[YOUR TASK]:
Please write out all of the entries without altering anything.

-- -- --

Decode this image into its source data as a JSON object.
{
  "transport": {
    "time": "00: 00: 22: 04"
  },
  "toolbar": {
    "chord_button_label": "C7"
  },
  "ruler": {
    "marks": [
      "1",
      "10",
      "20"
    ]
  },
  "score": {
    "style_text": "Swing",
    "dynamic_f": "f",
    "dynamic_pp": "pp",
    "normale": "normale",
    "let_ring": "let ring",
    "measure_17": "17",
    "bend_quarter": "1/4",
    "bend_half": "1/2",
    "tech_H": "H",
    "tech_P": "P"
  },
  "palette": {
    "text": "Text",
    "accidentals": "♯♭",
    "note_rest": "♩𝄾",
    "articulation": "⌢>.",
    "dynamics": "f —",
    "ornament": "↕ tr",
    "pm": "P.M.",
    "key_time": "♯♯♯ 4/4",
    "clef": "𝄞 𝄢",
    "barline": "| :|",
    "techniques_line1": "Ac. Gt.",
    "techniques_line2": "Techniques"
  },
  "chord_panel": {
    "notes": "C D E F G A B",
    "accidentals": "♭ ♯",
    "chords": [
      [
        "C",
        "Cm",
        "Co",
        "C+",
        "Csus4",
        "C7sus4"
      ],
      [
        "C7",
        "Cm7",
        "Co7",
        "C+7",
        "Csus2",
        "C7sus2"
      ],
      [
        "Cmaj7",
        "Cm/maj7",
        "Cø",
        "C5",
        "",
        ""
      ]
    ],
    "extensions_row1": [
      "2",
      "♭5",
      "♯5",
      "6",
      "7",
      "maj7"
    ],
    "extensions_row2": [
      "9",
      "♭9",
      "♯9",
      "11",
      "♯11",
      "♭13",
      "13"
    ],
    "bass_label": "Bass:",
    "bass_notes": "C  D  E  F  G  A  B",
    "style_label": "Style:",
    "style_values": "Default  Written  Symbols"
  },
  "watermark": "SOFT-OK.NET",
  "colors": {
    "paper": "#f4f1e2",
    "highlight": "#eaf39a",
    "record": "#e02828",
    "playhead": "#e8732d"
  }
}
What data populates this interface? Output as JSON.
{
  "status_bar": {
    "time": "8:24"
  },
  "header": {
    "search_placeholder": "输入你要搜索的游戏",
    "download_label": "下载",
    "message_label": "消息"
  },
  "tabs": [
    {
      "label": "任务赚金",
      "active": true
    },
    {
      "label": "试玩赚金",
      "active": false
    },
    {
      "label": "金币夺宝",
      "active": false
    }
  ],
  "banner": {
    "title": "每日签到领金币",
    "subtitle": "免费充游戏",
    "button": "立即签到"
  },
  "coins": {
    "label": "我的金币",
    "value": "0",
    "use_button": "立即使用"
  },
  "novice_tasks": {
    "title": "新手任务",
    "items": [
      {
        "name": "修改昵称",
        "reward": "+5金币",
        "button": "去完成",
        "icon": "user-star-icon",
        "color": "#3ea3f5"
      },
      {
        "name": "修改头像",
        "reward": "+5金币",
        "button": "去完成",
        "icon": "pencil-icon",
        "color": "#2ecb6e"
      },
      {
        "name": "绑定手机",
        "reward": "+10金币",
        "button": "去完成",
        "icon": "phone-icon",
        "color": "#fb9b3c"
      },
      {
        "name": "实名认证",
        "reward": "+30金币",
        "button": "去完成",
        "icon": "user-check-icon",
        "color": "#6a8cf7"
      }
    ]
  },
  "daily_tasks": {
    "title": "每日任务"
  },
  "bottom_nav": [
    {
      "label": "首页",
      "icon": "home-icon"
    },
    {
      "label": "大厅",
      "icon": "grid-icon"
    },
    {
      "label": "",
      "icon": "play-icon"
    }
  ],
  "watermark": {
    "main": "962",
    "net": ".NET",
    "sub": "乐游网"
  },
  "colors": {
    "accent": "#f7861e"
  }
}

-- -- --

[REPLY]:
Decode this image into its source data as a JSON object.
{
  "transport": {
    "time": "00: 00: 22: 04"
  },
  "toolbar": {
    "chord_button_label": "C7"
  },
  "ruler": {
    "marks": [
      "1",
      "10",
      "20"
    ]
  },
  "score": {
    "style_text": "Swing",
    "dynamic_f": "f",
    "dynamic_pp": "pp",
    "normale": "normale",
    "let_ring": "let ring",
    "measure_17": "17",
    "bend_quarter": "1/4",
    "bend_half": "1/2",
    "tech_H": "H",
    "tech_P": "P"
  },
  "palette": {
    "text": "Text",
    "accidentals": "♯♭",
    "note_rest": "♩𝄾",
    "articulation": "⌢>.",
    "dynamics": "f —",
    "ornament": "↕ tr",
    "pm": "P.M.",
    "key_time": "♯♯♯ 4/4",
    "clef": "𝄞 𝄢",
    "barline": "| :|",
    "techniques_line1": "Ac. Gt.",
    "techniques_line2": "Techniques"
  },
  "chord_panel": {
    "notes": "C D E F G A B",
    "accidentals": "♭ ♯",
    "chords": [
      [
        "C",
        "Cm",
        "Co",
        "C+",
        "Csus4",
        "C7sus4"
      ],
      [
        "C7",
        "Cm7",
        "Co7",
        "C+7",
        "Csus2",
        "C7sus2"
      ],
      [
        "Cmaj7",
        "Cm/maj7",
        "Cø",
        "C5",
        "",
        ""
      ]
    ],
    "extensions_row1": [
      "2",
      "♭5",
      "♯5",
      "6",
      "7",
      "maj7"
    ],
    "extensions_row2": [
      "9",
      "♭9",
      "♯9",
      "11",
      "♯11",
      "♭13",
      "13"
    ],
    "bass_label": "Bass:",
    "bass_notes": "C  D  E  F  G  A  B",
    "style_label": "Style:",
    "style_values": "Default  Written  Symbols"
  },
  "watermark": "SOFT-OK.NET",
  "colors": {
    "paper": "#f4f1e2",
    "highlight": "#eaf39a",
    "record": "#e02828",
    "playhead": "#e8732d"
  }
}
What data populates this interface? Output as JSON.
{
  "status_bar": {
    "time": "8:24"
  },
  "header": {
    "search_placeholder": "输入你要搜索的游戏",
    "download_label": "下载",
    "message_label": "消息"
  },
  "tabs": [
    {
      "label": "任务赚金",
      "active": true
    },
    {
      "label": "试玩赚金",
      "active": false
    },
    {
      "label": "金币夺宝",
      "active": false
    }
  ],
  "banner": {
    "title": "每日签到领金币",
    "subtitle": "免费充游戏",
    "button": "立即签到"
  },
  "coins": {
    "label": "我的金币",
    "value": "0",
    "use_button": "立即使用"
  },
  "novice_tasks": {
    "title": "新手任务",
    "items": [
      {
        "name": "修改昵称",
        "reward": "+5金币",
        "button": "去完成",
        "icon": "user-star-icon",
        "color": "#3ea3f5"
      },
      {
        "name": "修改头像",
        "reward": "+5金币",
        "button": "去完成",
        "icon": "pencil-icon",
        "color": "#2ecb6e"
      },
      {
        "name": "绑定手机",
        "reward": "+10金币",
        "button": "去完成",
        "icon": "phone-icon",
        "color": "#fb9b3c"
      },
      {
        "name": "实名认证",
        "reward": "+30金币",
        "button": "去完成",
        "icon": "user-check-icon",
        "color": "#6a8cf7"
      }
    ]
  },
  "daily_tasks": {
    "title": "每日任务"
  },
  "bottom_nav": [
    {
      "label": "首页",
      "icon": "home-icon"
    },
    {
      "label": "大厅",
      "icon": "grid-icon"
    },
    {
      "label": "",
      "icon": "play-icon"
    }
  ],
  "watermark": {
    "main": "962",
    "net": ".NET",
    "sub": "乐游网"
  },
  "colors": {
    "accent": "#f7861e"
  }
}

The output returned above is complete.